7) We JUST need to tune a small part of the system – there is often a hope that only a small store procedure or code element, once tuned, will yield the magical performance improvement or that all the performance problems can be found in one part of the architecture. At last the pilgrims are getting somewhere on their journey allowing you to progress too – some measurements at least have to be taken to identify the bad boy item. You can smile now; the journey’s nearly over..

Journey’s End – Wow! we do have a performance problem – at last your bunch of pilgrims have made the journey to true enlightenment. Like any religious journey it is full of self-doubt and distractions along the way, but at last you can finally start to solve the problem. Just hope now that a new project manager doesn’t get involved and you have to start at step 1 again.

Some projects have less potential areas for deviating from the true path, and some have more, but each pilgrim has to find his own way. Your job is to guide and educate!

Performance Test Best Practise

An old colleague asked if there are any standards identifying best practise in performance testing. I could not think of any but it started me thinking about what is best practise. Here are my thoughts on some areas of best practise in Performance Testing. They are NOT in any order of importance and the list is NOT exhaustive.

1.) Have a defined process and constantly refine it.
Before you start you should have a process defined and you should make sure you review this process to add improvements. The process needs to be flexible in order to accomodate different types of projects, from benchmarking a core application through to making sure an e-commerce site can handle the Christmas rush.
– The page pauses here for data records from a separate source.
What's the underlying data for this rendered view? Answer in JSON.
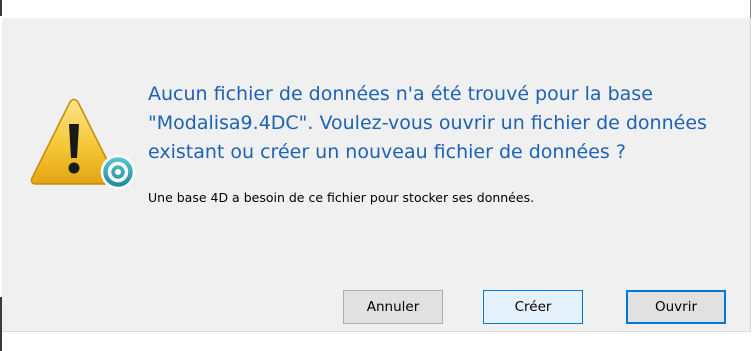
{
  "dialog": {
    "message": "Aucun fichier de données n'a été trouvé pour la base \"Modalisa9.4DC\". Voulez-vous ouvrir un fichier de données existant ou créer un nouveau fichier de données ?",
    "detail": "Une base 4D a besoin de ce fichier pour stocker ses données.",
    "icon": "warning-icon",
    "buttons": {
      "cancel_label": "Annuler",
      "create_label": "Créer",
      "open_label": "Ouvrir"
    }
  },
  "colors": {
    "message_text": "#1d62b5",
    "dialog_background": "#f0f0f0",
    "button_background": "#e1e1e1",
    "button_hover_background": "#e5f1fb",
    "accent_border": "#0078d7",
    "warning_yellow": "#f6c736",
    "badge_teal": "#2a9fb0"
  }
}
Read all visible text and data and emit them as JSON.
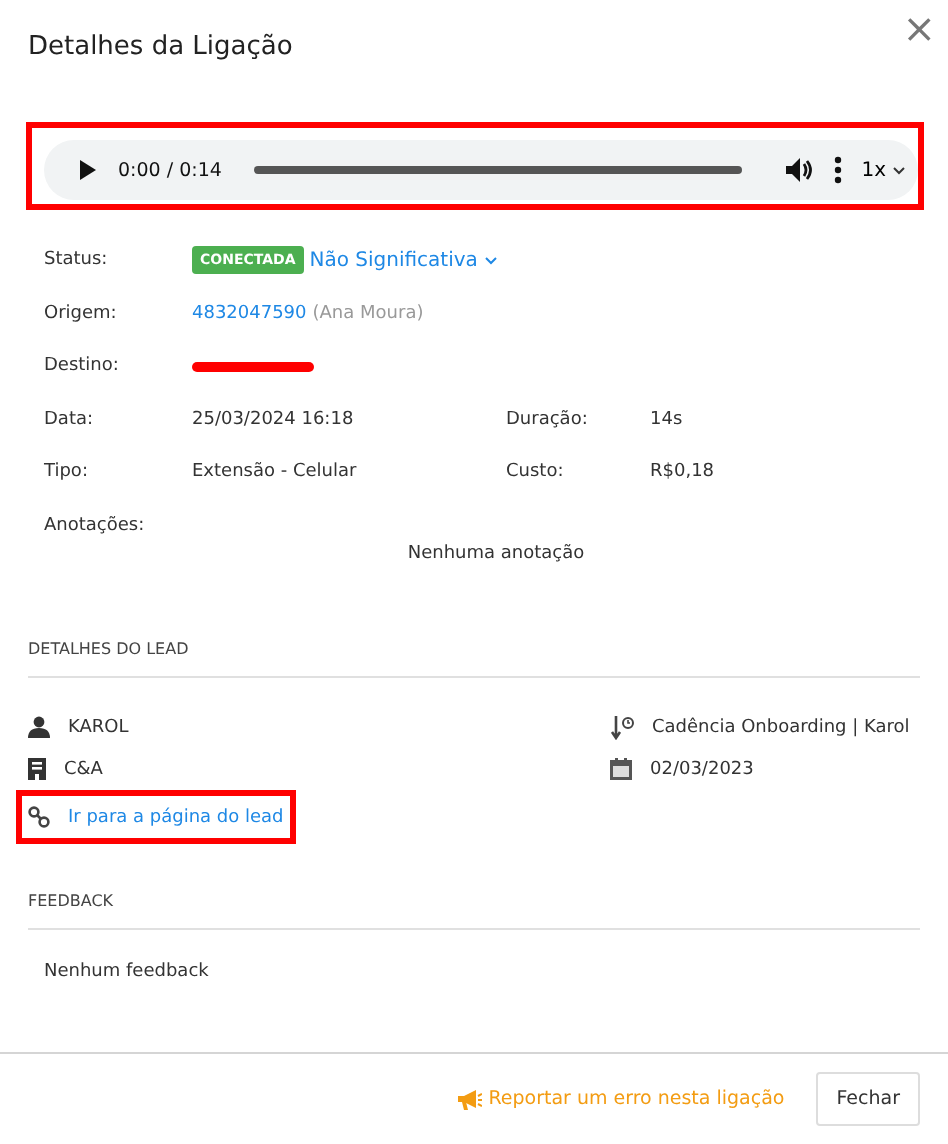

2.) Define the Goals up front.
This seems obvious, but you need to understand why are you testing and what the performance goals of the system under test are. (Note I use the word goals not requirements). Here, the move to ITIL may help where service design packages developed early on should include the performance requirements.
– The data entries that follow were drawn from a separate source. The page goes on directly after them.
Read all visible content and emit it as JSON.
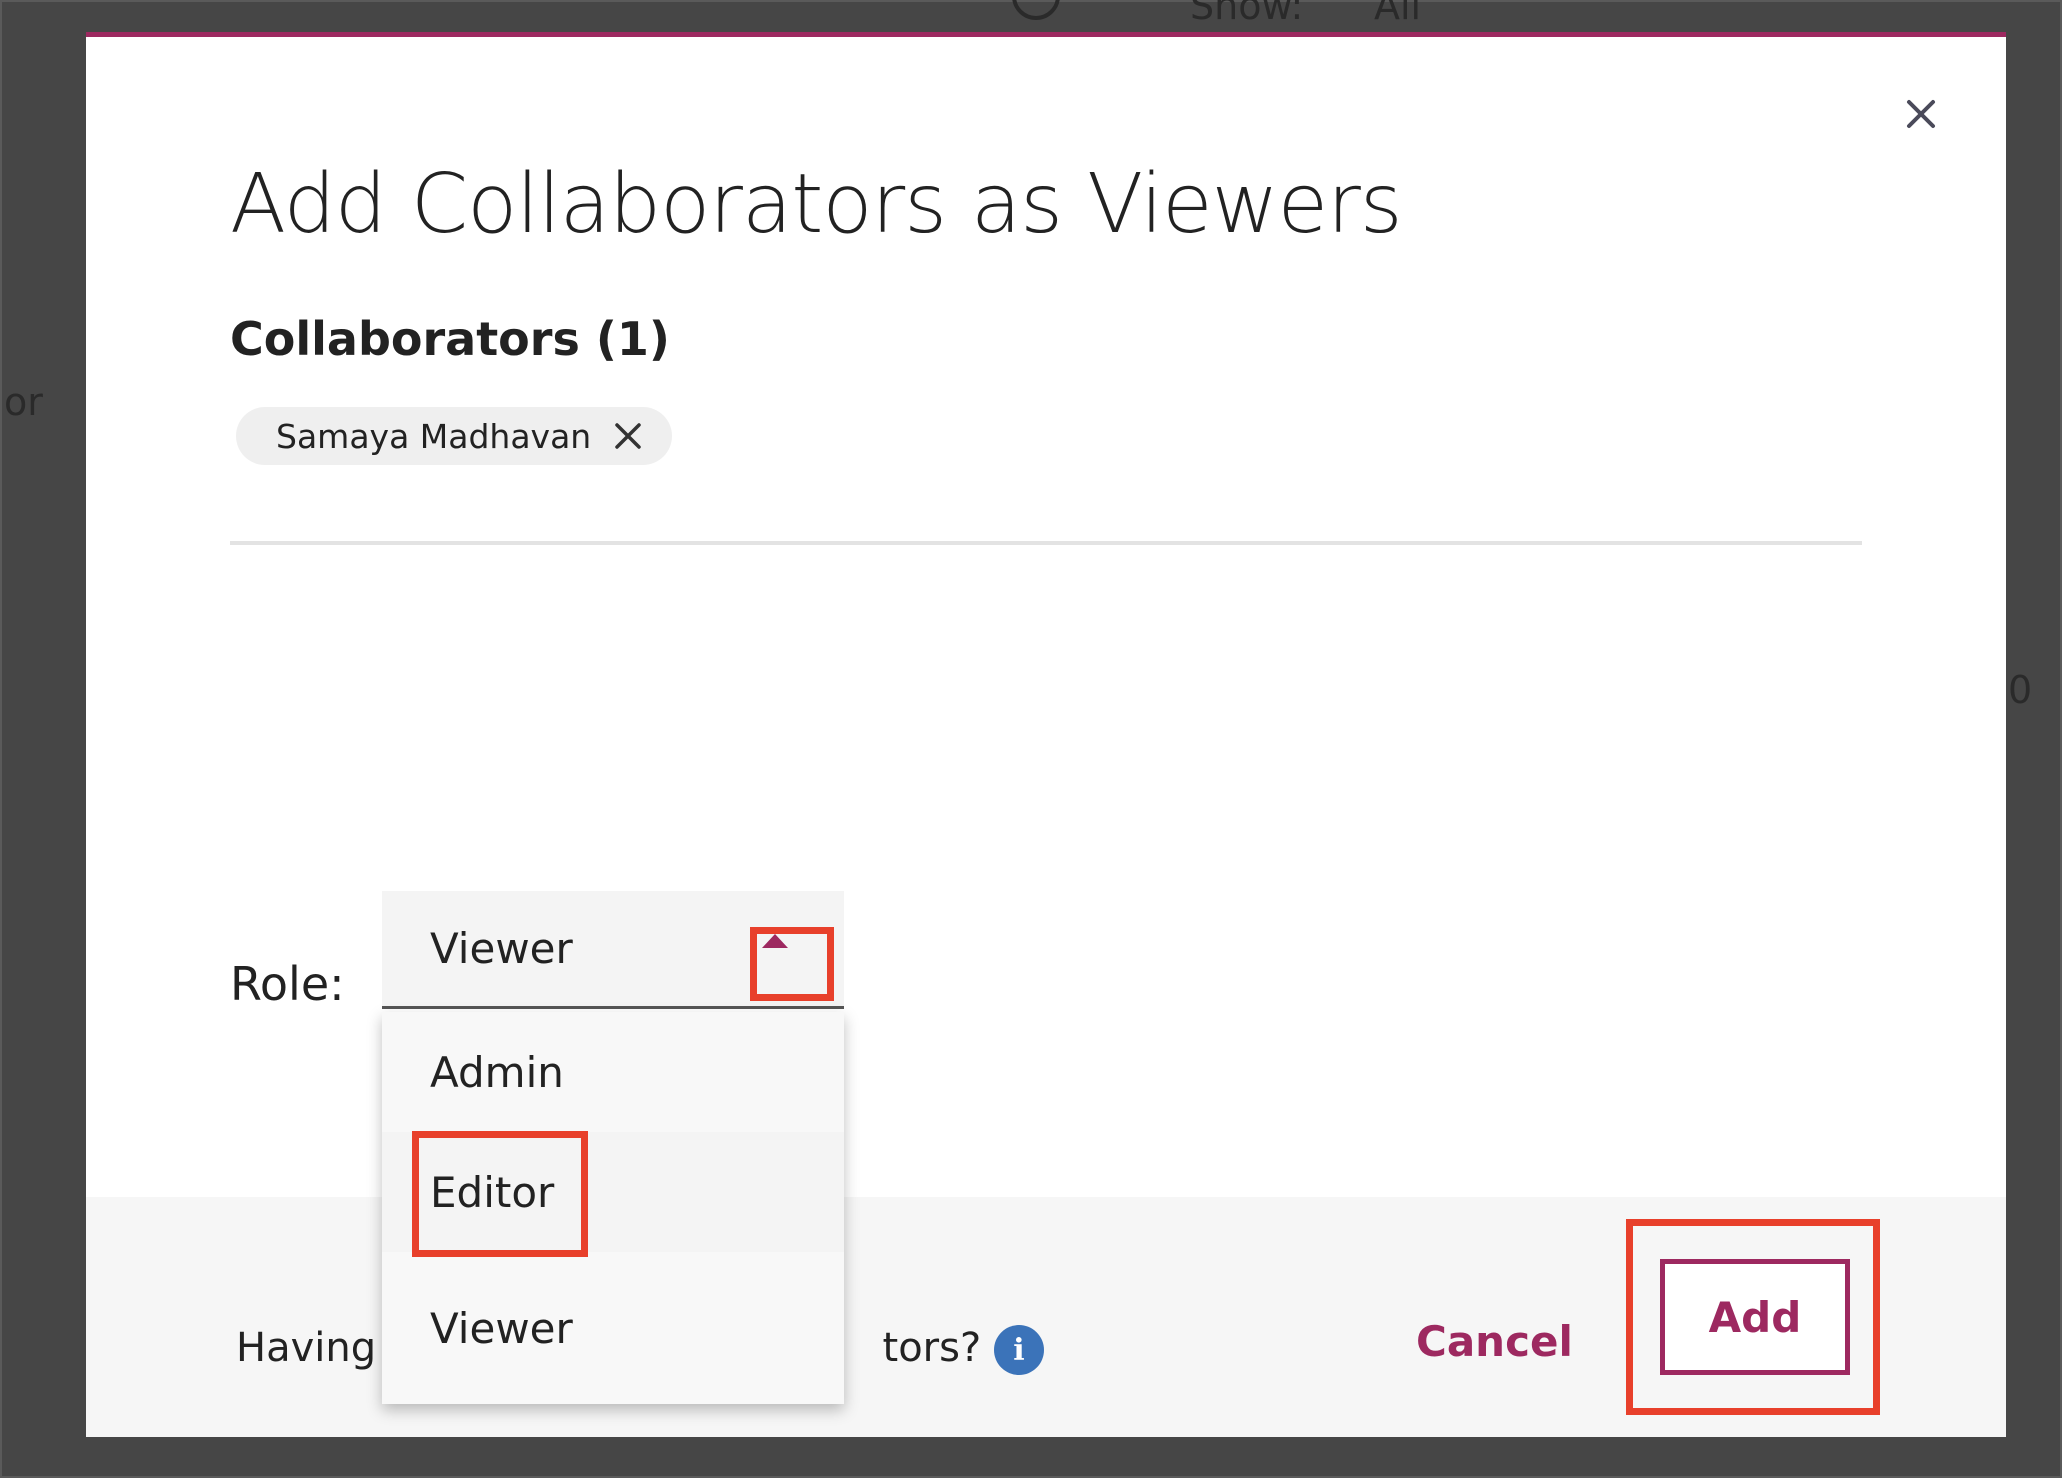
{
  "background": {
    "show_label": "Show:",
    "filter_value": "All",
    "side_text": "or",
    "right_text": "0"
  },
  "modal": {
    "title": "Add Collaborators as Viewers",
    "collaborators_label": "Collaborators (1)",
    "chips": [
      {
        "name": "Samaya Madhavan"
      }
    ],
    "role_label": "Role:",
    "role_selected": "Viewer",
    "role_options": [
      "Admin",
      "Editor",
      "Viewer"
    ],
    "help_text_left": "Having t",
    "help_text_right": "tors?",
    "cancel_label": "Cancel",
    "add_label": "Add"
  },
  "colors": {
    "accent": "#9d2960",
    "highlight": "#e8402b",
    "info": "#3b73b9"
  },
  "icons": {
    "close": "close-icon",
    "chip_remove": "close-icon",
    "caret": "caret-up-icon",
    "info": "info-icon",
    "search": "search-icon"
  }
}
3.) Let Risk guide you.
The performance risk and consequences of failure should guide the type and amount of performance testing you do. Don’t just test what is easy to test.

4.) Don’t be afraid to say no.
If you are given responsibility for signing off on the performance of the system, you are the expert. If, subsequently, you are not given enough time or the correct tools then be prepared to say that you cannot test the system adequately. Remember that the caveats you place in your final report may never make it into the summary presented to the management board!

5.) Get the workload right.
If you don’t test the system with the correct workload it won’t matter if everything else is perfect – the results will be wrong. This means you need to understand user behaviours and their frequency. Don’t forget to include error scenarios as well.

6.) Develop Quality Scripts.
Make sure your scripts emulate user behaviour as much as possible and remember that users make mistakes, leave processes early and have comfort breaks! Also, make sure your script check what is returned to the user is what is expected.

7.) Select an appropriate test environment.
Is best practise using a production-sized test environment? Not sure, but make sure your test environment is sized and up to the job involved. Make sure you can collect the necessary data about the performance of that environment during the load test.

8.) Run your performance tests for long enough and often enough.
Make sure your tests are repeatable and that the results they produce are statistically valid.

9.) Participation.
Get all the people that need to be involved in the performance test working togther. Unless you are superhuman and multi-skilled you will need DBAs, administrators, developers, Project Managers, etc., to assist in the test. Remember, for the best results get these stakeholders involved in the process early on.

10.) Remember, people want results not data.
Don’t just present the canned report from the performance test tool; you need to analyse the results and present the key facts of the load test. And remember that different people will want different results from the load test – a manager will want to know if it passed whereas the DBA will want to know if the SGA is sized correctly, for example.